▶ _Records for this exercise_:
╔══

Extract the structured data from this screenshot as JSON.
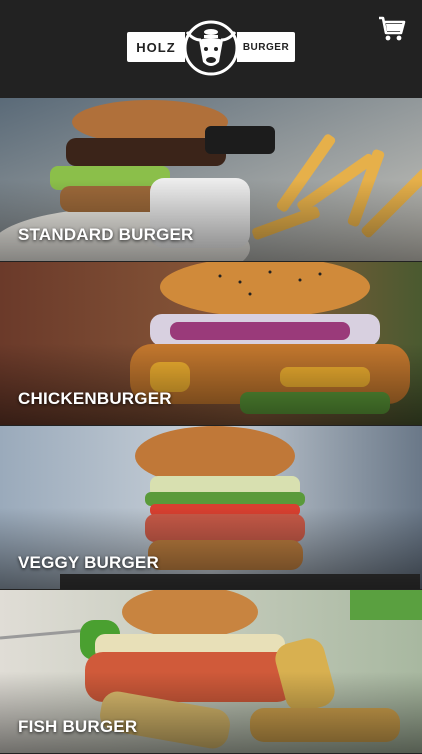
{
  "header": {
    "logo": {
      "left_text": "HOLZ",
      "right_text": "BURGER"
    },
    "cart_icon": "shopping-cart-icon"
  },
  "categories": [
    {
      "label": "STANDARD BURGER"
    },
    {
      "label": "CHICKENBURGER"
    },
    {
      "label": "VEGGY BURGER"
    },
    {
      "label": "FISH BURGER"
    }
  ]
}
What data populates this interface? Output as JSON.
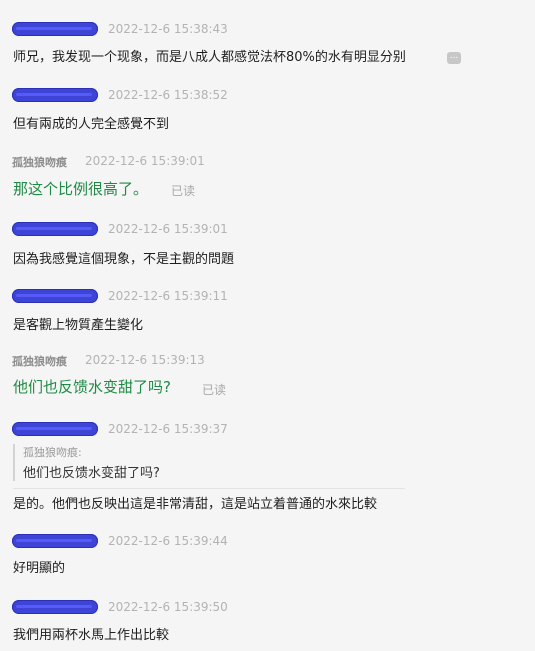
{
  "messages": [
    {
      "sender": "",
      "time": "2022-12-6 15:38:43",
      "text": "师兄，我发现一个现象，而是八成人都感觉法杯80%的水有明显分别",
      "has_more": true,
      "more_label": "..."
    },
    {
      "sender": "",
      "time": "2022-12-6 15:38:52",
      "text": "但有兩成的人完全感覺不到"
    },
    {
      "sender": "孤独狼吻痕",
      "time": "2022-12-6 15:39:01",
      "text": "那这个比例很高了。",
      "read": "已读"
    },
    {
      "sender": "",
      "time": "2022-12-6 15:39:01",
      "text": "因為我感覺這個現象，不是主觀的問題"
    },
    {
      "sender": "",
      "time": "2022-12-6 15:39:11",
      "text": "是客觀上物質產生變化"
    },
    {
      "sender": "孤独狼吻痕",
      "time": "2022-12-6 15:39:13",
      "text": "他们也反馈水变甜了吗?",
      "read": "已读"
    },
    {
      "sender": "",
      "time": "2022-12-6 15:39:37",
      "quote_sender": "孤独狼吻痕:",
      "quote_text": "他们也反馈水变甜了吗?",
      "text": "是的。他們也反映出這是非常清甜，這是站立着普通的水來比較"
    },
    {
      "sender": "",
      "time": "2022-12-6 15:39:44",
      "text": "好明顯的"
    },
    {
      "sender": "",
      "time": "2022-12-6 15:39:50",
      "text": "我們用兩杯水馬上作出比較"
    }
  ],
  "colors": {
    "background": "#f5f5f5",
    "self_text": "#1f8a46",
    "redaction": "#3d44d6"
  }
}
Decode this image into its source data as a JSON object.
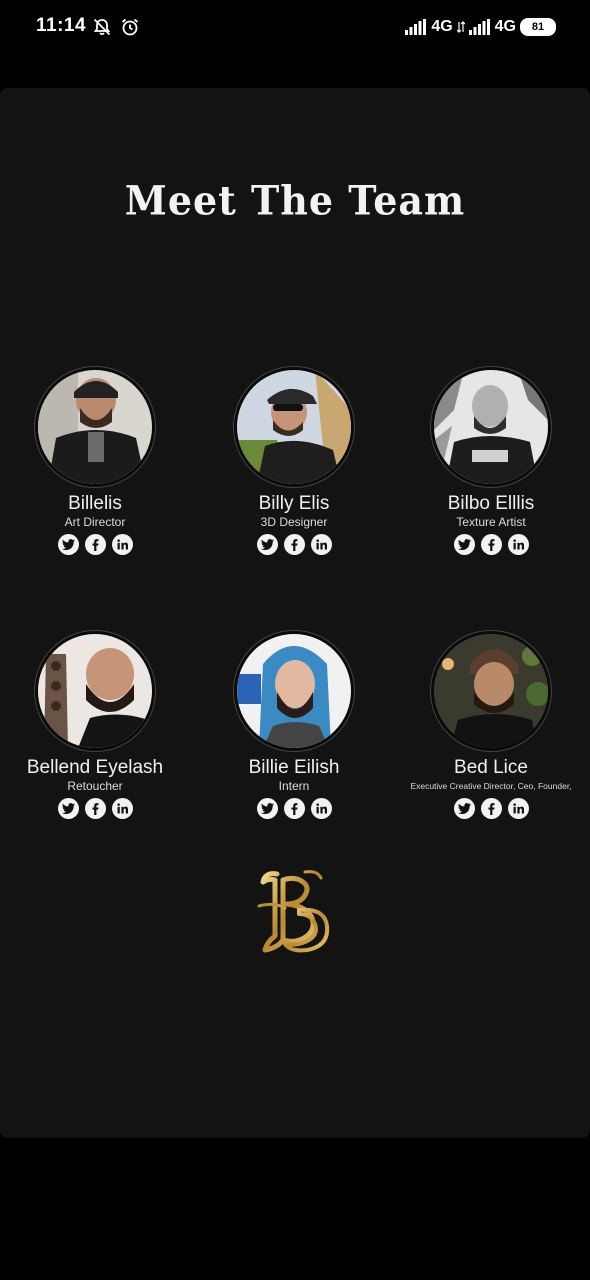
{
  "status_bar": {
    "time": "11:14",
    "network_1": "4G",
    "network_2": "4G",
    "battery": "81",
    "icons": [
      "notifications-off-icon",
      "alarm-icon",
      "signal-icon",
      "signal-icon",
      "battery-icon"
    ]
  },
  "page": {
    "title": "Meet The Team"
  },
  "team": [
    {
      "name": "Billelis",
      "role": "Art Director",
      "socials": [
        "twitter-icon",
        "facebook-icon",
        "linkedin-icon"
      ]
    },
    {
      "name": "Billy Elis",
      "role": "3D Designer",
      "socials": [
        "twitter-icon",
        "facebook-icon",
        "linkedin-icon"
      ]
    },
    {
      "name": "Bilbo Elllis",
      "role": "Texture Artist",
      "socials": [
        "twitter-icon",
        "facebook-icon",
        "linkedin-icon"
      ]
    },
    {
      "name": "Bellend Eyelash",
      "role": "Retoucher",
      "socials": [
        "twitter-icon",
        "facebook-icon",
        "linkedin-icon"
      ]
    },
    {
      "name": "Billie Eilish",
      "role": "Intern",
      "socials": [
        "twitter-icon",
        "facebook-icon",
        "linkedin-icon"
      ]
    },
    {
      "name": "Bed Lice",
      "role": "Executive Creative Director, Ceo, Founder,",
      "socials": [
        "twitter-icon",
        "facebook-icon",
        "linkedin-icon"
      ]
    }
  ],
  "colors": {
    "background": "#000000",
    "card": "#131313",
    "text": "#f0f0f0",
    "social_bg": "#f2f2f2",
    "logo_gold": "#c9a14a"
  },
  "logo": {
    "name": "monogram-logo"
  }
}
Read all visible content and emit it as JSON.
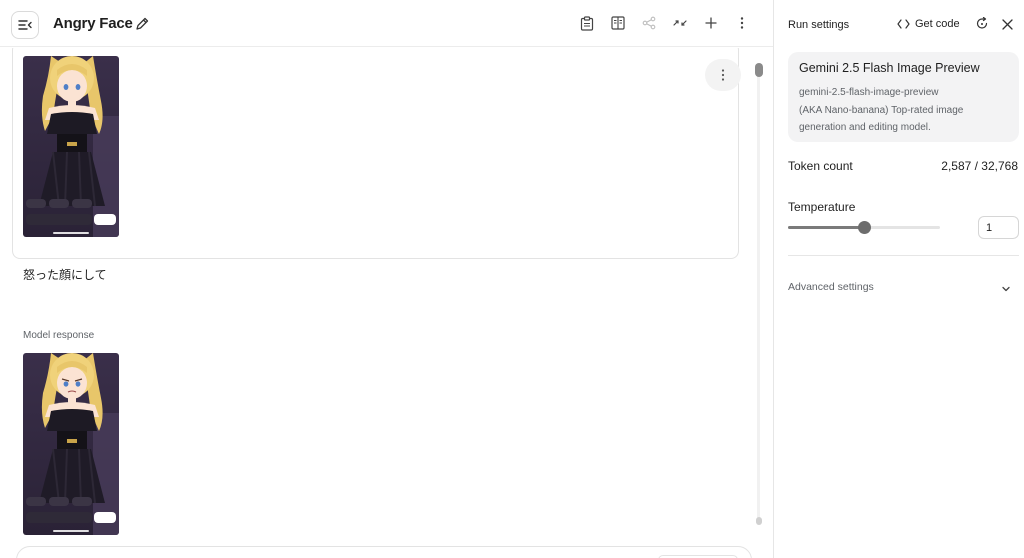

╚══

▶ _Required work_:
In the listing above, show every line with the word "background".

▶ _Written solution_:
    "background": "#f5f5f5",
    "background": "#000000",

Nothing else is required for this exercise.